#### Exercise directions
Exact copies of all the entries below are expected in the answer.

-- Recorded data follows --

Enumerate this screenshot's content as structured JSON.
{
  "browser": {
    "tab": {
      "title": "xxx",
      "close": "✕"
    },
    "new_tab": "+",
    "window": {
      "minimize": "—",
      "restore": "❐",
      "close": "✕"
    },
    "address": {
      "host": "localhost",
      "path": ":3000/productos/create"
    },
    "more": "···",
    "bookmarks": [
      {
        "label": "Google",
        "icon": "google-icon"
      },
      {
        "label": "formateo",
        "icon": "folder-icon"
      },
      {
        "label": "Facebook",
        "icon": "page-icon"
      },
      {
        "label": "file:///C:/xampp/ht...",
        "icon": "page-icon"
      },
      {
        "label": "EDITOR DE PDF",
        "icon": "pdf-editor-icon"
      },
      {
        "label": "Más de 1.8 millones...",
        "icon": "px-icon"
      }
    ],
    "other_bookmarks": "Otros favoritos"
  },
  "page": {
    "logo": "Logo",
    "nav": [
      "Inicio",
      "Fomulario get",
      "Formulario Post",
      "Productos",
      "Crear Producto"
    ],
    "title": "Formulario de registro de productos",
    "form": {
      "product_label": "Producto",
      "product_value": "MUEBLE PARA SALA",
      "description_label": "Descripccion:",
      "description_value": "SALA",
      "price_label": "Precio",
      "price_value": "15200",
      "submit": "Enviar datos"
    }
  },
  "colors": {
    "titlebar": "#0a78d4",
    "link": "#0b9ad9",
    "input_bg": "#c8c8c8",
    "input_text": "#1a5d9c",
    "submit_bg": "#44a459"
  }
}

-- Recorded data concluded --

#### Solution to this problem
Enumerate this screenshot's content as structured JSON.
{
  "browser": {
    "tab": {
      "title": "xxx",
      "close": "✕"
    },
    "new_tab": "+",
    "window": {
      "minimize": "—",
      "restore": "❐",
      "close": "✕"
    },
    "address": {
      "host": "localhost",
      "path": ":3000/productos/create"
    },
    "more": "···",
    "bookmarks": [
      {
        "label": "Google",
        "icon": "google-icon"
      },
      {
        "label": "formateo",
        "icon": "folder-icon"
      },
      {
        "label": "Facebook",
        "icon": "page-icon"
      },
      {
        "label": "file:///C:/xampp/ht...",
        "icon": "page-icon"
      },
      {
        "label": "EDITOR DE PDF",
        "icon": "pdf-editor-icon"
      },
      {
        "label": "Más de 1.8 millones...",
        "icon": "px-icon"
      }
    ],
    "other_bookmarks": "Otros favoritos"
  },
  "page": {
    "logo": "Logo",
    "nav": [
      "Inicio",
      "Fomulario get",
      "Formulario Post",
      "Productos",
      "Crear Producto"
    ],
    "title": "Formulario de registro de productos",
    "form": {
      "product_label": "Producto",
      "product_value": "MUEBLE PARA SALA",
      "description_label": "Descripccion:",
      "description_value": "SALA",
      "price_label": "Precio",
      "price_value": "15200",
      "submit": "Enviar datos"
    }
  },
  "colors": {
    "titlebar": "#0a78d4",
    "link": "#0b9ad9",
    "input_bg": "#c8c8c8",
    "input_text": "#1a5d9c",
    "submit_bg": "#44a459"
  }
}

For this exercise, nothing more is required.